◆ Exercise objective ◆
For the listing below, show each line that includes the string "author".

◆ Record set ◆
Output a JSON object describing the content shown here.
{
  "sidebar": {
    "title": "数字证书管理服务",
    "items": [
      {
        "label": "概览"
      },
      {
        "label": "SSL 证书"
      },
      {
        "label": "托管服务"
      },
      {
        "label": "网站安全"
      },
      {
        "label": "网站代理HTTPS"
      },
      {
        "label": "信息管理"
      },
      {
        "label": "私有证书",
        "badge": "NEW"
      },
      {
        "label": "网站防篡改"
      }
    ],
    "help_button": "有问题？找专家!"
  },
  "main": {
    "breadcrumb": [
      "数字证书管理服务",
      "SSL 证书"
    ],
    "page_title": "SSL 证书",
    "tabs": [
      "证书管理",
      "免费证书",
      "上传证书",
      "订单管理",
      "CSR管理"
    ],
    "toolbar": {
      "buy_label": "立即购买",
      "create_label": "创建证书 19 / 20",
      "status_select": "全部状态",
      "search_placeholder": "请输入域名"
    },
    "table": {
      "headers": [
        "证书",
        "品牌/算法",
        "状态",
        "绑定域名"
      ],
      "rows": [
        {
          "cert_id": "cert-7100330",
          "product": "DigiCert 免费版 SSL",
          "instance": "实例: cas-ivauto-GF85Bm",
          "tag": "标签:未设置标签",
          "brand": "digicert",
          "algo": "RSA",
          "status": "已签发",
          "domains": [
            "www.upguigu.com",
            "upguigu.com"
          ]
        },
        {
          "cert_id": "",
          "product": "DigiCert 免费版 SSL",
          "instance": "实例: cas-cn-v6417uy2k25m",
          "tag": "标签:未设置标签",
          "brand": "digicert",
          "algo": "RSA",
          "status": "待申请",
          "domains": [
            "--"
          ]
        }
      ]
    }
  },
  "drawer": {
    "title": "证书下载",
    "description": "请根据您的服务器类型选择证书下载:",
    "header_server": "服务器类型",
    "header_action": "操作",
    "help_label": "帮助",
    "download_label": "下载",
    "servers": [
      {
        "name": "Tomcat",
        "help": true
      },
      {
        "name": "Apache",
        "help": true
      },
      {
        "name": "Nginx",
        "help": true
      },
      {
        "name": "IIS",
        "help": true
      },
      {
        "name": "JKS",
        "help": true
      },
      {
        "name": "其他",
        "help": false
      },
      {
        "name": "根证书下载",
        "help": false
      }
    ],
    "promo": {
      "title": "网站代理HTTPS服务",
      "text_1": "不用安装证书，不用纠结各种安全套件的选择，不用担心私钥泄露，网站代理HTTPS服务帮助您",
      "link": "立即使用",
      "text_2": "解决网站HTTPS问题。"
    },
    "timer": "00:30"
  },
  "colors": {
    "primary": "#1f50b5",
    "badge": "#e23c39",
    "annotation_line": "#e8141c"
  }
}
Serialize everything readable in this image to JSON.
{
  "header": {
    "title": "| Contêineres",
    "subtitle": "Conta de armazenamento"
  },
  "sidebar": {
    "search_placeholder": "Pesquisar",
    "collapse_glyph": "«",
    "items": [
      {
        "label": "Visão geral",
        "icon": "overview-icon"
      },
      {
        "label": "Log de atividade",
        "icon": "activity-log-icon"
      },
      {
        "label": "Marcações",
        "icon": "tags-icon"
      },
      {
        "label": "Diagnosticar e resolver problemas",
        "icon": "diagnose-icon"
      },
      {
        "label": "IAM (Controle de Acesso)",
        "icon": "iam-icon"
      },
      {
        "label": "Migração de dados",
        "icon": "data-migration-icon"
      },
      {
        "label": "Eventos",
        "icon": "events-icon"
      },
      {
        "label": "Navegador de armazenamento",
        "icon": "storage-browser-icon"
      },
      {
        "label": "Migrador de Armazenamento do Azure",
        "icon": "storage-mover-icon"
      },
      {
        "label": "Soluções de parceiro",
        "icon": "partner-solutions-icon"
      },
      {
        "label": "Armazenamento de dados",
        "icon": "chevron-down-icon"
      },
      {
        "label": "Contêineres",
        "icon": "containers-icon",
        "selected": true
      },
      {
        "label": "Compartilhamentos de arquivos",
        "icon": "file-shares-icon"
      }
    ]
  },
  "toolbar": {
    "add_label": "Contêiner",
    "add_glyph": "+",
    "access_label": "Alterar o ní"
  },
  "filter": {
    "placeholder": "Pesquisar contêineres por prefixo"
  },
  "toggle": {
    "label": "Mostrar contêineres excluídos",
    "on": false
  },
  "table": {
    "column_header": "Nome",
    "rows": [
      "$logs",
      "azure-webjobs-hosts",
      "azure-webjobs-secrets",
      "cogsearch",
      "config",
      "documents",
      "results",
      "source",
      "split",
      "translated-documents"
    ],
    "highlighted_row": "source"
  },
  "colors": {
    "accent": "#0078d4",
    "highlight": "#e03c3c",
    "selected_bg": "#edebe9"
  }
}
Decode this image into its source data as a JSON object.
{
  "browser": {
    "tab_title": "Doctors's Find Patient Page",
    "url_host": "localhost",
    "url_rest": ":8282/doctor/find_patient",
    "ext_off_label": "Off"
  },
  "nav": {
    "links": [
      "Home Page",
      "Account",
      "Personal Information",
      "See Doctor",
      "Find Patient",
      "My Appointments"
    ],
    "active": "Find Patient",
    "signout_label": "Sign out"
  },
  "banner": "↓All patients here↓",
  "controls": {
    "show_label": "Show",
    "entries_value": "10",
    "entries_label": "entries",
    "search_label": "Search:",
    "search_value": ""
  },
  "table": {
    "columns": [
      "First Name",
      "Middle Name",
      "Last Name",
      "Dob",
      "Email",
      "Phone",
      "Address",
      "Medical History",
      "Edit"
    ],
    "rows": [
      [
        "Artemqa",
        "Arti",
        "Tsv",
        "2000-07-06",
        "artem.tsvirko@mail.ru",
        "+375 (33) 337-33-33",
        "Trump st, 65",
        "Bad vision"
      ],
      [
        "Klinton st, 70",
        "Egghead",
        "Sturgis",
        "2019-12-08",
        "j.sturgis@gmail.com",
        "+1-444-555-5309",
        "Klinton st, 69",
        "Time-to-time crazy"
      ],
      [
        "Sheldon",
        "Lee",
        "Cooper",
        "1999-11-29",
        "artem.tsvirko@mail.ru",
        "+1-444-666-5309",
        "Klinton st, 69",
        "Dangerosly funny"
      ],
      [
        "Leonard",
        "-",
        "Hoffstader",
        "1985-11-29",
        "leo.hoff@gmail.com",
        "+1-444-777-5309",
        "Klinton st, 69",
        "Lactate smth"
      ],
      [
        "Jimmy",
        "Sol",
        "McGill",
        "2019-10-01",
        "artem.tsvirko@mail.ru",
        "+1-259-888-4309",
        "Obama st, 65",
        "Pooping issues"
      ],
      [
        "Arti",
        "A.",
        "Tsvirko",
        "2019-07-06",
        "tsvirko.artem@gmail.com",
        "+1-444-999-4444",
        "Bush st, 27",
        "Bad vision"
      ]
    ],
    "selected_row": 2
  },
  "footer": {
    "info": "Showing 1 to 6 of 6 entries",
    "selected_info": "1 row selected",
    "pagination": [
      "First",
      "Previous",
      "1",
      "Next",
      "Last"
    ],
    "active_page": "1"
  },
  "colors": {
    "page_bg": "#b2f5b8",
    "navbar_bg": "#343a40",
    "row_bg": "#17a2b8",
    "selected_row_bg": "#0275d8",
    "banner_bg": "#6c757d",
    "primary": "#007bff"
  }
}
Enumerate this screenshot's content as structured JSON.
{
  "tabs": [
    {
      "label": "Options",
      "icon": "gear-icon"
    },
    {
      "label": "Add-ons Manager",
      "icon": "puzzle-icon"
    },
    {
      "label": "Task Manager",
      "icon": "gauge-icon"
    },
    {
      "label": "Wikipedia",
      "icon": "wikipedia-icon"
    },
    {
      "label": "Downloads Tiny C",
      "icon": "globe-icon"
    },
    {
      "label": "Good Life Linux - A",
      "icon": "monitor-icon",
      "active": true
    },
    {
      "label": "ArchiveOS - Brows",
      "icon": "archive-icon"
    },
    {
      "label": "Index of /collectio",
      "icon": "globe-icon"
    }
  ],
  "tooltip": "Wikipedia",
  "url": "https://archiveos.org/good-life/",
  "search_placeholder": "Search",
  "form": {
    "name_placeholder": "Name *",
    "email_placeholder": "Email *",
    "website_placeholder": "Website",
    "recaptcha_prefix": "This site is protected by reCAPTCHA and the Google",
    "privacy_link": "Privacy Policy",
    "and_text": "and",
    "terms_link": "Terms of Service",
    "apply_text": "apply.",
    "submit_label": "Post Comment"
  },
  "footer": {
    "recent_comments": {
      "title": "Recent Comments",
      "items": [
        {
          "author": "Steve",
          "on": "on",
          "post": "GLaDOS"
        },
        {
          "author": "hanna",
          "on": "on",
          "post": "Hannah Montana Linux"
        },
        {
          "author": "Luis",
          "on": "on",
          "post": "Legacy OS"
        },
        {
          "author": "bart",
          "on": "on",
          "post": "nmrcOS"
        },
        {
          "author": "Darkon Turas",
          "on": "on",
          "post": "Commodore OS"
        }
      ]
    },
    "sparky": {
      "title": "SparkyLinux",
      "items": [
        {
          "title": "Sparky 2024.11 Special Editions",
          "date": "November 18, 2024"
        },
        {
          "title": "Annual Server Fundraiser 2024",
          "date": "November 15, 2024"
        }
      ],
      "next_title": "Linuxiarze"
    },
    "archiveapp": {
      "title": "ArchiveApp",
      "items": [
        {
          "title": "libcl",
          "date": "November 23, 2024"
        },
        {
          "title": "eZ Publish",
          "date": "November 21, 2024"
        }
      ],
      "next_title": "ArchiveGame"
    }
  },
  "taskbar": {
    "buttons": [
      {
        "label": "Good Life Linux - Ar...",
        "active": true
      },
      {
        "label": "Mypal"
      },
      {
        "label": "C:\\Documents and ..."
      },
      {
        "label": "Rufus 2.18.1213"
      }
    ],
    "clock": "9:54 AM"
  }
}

◆ Reply to the task ◆
          "author": "Steve",
          "author": "hanna",
          "author": "Luis",
          "author": "bart",
          "author": "Darkon Turas",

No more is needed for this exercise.